On the Lily Lake Fire August 17, 2020 on the Deschutes National Forest in Oregon, a first-year smokejumper performing a letdown procedure from a tree fell and suffered a broken vertebrae. The patient was treated on scene by U.S. Forest Service EMTs then transported to a hospital via air ambulance. Surgery three days later was successful and a full recovery is expected after rehabilitation.
Below are excerpts from the facilitated learning analysis. It begins after exiting the airplane and before landing.
Once on final [approach] he recognized that he was a little downwind from where the other jumpers had set up.
When he realized he wasn’t going to make the jump spot and no alternates were available, he looked around for a healthy tree and selected a tall green western hemlock to land in. He aimed for it, snagging his parachute in limbs approximately 40 feet above the ground. As he came to rest he quickly shifted into the muscle memory he developed during rookie training that spring, calming the initial nerves he felt.
Initiating the letdown procedure, he called out to his jump partner, “JP, am I hung up well?”
But his jump partner, still making his way to the tree having just landed himself, was not yet close enough to hear or respond. Now that he was treed up, the tree didn’t seem to be as good as he thought. Entangled about midway up the 100 foot tree on the edge of the branches, he was just out of arm’s reach from the bole. He seemed to be fairly level with most of the tension on his left riser. There weren’t many branches around him, and those that were nearby were short and sloped downward. Continuing the letdown procedure, he chose to drop the drogue release handle instead of placing it in his pocket, in order to avoid excess movement.
Three jumpers from the previous load heard over the radio someone was treed up as they continued hiking to the fire. The jump ship maintained orbit, waiting for the jumper to get on the ground before throwing cargo. One of his rookie trainers saw him hung up and ran over to help him through the letdown procedure.
He wasn’t far along in the process when she reached his tree. “Am I treed up well?” he asked.

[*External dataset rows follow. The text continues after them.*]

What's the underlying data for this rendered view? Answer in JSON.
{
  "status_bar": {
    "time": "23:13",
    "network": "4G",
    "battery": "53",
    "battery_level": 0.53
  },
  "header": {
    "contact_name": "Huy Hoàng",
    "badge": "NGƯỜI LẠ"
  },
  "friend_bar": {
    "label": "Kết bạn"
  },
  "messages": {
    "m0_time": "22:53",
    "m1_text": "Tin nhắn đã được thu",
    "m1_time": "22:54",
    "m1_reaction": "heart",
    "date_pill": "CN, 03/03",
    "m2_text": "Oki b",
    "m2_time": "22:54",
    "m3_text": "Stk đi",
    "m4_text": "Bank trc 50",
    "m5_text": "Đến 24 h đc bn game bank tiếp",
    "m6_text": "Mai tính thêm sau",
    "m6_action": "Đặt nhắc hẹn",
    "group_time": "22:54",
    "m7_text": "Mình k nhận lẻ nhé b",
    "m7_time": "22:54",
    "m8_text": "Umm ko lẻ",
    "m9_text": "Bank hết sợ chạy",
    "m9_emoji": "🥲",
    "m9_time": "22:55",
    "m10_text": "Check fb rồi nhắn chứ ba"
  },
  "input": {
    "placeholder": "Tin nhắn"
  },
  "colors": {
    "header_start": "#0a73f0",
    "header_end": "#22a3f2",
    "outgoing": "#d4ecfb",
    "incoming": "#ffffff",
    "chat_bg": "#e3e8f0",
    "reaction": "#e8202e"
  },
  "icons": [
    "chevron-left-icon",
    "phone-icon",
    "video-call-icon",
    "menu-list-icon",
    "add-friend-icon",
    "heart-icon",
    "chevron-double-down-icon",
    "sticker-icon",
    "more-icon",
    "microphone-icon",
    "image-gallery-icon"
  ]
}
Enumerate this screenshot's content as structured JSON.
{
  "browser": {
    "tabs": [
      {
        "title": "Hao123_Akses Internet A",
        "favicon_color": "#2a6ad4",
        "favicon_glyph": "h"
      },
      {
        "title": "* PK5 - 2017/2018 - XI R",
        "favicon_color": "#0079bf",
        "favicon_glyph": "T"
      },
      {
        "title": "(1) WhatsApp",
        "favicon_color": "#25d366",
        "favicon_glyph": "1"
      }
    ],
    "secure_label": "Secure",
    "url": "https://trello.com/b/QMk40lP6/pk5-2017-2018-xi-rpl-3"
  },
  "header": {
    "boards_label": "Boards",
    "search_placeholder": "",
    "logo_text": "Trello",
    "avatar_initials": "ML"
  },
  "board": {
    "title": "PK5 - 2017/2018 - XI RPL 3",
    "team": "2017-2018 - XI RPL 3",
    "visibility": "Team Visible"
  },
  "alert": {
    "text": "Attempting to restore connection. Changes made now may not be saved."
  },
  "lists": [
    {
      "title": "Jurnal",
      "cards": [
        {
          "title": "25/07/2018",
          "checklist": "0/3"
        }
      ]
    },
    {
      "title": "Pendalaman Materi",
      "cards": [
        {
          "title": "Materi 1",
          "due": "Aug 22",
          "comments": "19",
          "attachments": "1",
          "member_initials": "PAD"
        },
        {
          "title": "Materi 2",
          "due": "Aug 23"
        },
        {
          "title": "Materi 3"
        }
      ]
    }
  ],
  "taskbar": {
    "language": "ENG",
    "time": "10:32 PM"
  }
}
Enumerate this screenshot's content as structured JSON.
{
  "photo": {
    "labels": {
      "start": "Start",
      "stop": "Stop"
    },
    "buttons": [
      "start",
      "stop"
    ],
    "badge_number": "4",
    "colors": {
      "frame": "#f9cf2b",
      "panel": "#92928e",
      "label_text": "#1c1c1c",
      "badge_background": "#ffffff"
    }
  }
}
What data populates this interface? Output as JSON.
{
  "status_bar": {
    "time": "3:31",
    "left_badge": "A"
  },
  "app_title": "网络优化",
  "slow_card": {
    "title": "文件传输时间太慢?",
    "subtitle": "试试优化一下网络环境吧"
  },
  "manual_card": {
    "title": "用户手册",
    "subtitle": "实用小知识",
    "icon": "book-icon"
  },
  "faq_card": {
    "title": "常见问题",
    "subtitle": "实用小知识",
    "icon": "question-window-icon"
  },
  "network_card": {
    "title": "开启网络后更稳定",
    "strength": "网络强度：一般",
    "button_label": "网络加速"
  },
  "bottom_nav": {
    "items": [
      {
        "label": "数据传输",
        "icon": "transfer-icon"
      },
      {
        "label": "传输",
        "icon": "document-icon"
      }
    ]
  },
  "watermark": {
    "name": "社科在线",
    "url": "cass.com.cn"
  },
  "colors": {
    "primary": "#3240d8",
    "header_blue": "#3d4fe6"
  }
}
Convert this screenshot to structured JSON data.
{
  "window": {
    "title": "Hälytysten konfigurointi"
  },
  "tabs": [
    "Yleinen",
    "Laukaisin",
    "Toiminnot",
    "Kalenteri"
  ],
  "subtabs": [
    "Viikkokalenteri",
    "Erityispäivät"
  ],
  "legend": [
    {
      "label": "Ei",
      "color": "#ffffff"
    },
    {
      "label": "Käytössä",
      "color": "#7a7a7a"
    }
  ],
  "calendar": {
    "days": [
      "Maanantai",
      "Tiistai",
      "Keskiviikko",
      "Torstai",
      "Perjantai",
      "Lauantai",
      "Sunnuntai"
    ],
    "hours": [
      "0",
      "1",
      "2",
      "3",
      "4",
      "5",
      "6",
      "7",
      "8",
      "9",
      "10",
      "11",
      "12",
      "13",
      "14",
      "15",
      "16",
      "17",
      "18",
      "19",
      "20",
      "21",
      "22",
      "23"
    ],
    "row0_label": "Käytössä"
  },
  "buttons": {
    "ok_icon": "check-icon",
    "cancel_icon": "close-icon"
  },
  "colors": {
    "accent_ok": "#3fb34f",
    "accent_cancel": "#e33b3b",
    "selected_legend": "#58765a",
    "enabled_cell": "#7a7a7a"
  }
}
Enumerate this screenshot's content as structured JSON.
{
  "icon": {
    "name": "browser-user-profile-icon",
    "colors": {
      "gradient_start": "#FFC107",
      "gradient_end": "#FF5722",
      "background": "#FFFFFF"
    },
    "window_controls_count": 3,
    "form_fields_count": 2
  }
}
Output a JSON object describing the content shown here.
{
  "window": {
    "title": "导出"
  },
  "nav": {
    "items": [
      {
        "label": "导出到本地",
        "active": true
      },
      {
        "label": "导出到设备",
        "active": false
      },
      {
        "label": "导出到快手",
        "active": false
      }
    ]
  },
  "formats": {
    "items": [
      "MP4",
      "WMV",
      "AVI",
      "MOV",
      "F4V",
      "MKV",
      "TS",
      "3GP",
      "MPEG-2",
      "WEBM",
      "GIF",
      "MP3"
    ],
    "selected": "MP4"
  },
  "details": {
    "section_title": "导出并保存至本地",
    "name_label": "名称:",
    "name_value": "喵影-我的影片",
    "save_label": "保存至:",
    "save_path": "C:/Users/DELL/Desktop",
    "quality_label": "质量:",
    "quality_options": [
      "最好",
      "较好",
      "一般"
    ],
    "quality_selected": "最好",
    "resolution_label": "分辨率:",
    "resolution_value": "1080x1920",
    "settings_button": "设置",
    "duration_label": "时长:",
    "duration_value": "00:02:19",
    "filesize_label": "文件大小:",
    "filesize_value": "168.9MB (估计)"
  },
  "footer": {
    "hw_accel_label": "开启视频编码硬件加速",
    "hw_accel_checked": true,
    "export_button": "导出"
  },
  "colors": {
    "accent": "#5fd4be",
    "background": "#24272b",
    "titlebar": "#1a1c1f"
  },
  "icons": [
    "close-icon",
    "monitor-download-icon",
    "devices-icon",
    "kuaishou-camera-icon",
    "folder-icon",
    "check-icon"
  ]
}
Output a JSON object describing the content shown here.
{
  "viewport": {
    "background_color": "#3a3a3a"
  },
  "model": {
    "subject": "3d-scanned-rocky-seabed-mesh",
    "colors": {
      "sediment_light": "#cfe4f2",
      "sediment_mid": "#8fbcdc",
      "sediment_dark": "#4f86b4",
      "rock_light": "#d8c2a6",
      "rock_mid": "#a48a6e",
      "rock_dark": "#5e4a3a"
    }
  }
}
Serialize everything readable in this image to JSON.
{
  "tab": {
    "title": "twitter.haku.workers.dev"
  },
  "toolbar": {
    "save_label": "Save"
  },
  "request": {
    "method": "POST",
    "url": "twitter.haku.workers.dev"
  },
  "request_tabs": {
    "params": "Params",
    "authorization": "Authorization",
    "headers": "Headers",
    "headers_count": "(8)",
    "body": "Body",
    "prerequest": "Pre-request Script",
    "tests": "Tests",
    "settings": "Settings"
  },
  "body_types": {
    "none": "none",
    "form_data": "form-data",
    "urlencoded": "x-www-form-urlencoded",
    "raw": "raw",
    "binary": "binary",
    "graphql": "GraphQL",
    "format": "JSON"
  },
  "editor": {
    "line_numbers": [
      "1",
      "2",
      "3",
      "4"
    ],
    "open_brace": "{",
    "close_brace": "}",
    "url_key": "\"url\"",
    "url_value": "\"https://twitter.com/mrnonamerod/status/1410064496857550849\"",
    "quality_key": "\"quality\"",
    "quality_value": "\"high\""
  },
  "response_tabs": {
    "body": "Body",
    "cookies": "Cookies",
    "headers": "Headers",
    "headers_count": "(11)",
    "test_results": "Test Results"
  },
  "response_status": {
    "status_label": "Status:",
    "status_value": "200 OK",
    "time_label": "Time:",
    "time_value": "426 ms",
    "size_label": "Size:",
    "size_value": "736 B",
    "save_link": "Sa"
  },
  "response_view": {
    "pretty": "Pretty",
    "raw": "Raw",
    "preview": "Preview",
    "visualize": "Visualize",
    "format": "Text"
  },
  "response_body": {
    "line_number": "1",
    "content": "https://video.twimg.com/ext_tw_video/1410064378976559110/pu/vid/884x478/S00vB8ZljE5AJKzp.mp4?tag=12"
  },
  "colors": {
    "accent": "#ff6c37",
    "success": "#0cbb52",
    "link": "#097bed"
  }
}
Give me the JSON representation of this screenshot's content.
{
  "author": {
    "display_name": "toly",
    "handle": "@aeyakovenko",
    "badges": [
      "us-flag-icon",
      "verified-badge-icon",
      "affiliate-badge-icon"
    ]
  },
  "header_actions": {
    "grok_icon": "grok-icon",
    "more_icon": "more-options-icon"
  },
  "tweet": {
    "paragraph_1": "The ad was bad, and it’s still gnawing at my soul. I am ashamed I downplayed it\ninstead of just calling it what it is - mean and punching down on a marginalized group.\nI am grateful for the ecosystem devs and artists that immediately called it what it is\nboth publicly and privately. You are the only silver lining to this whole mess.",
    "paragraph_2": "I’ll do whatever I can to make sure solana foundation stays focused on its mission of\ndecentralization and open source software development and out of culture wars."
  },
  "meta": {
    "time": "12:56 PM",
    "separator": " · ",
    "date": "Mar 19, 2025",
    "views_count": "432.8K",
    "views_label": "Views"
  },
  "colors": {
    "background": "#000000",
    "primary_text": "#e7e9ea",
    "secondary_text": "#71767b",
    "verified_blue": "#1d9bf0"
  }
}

Looking up at the suspended jumper the rookie trainer didn’t think he was and told him so, encouraging him to continue and limiting her input to only what was needed to expedite the process. As the jumper continued through the steps small branches rained down. Throughout his training he had demonstrated great proficiency in the letdown process both on the units* and during a training jump where he treed up. He felt less stress now than he had during the training jump. His rookie trainer listened as he advanced through his five point check “perfectly correct.”
He slowly released his right side riser and felt little movement. As he suspected, his left riser was holding his weight. Suddenly he had “a bad feeling” and said as much to the jumper on the ground. He then began to release his tight left riser. He had to jerk slightly on the riser to initiate the 3 ring release. As it released and he began to weight the letdown tape he heard a crack and began to drop. He bounced back up slightly “like a spring” before feeling a snap and falling 30 feet.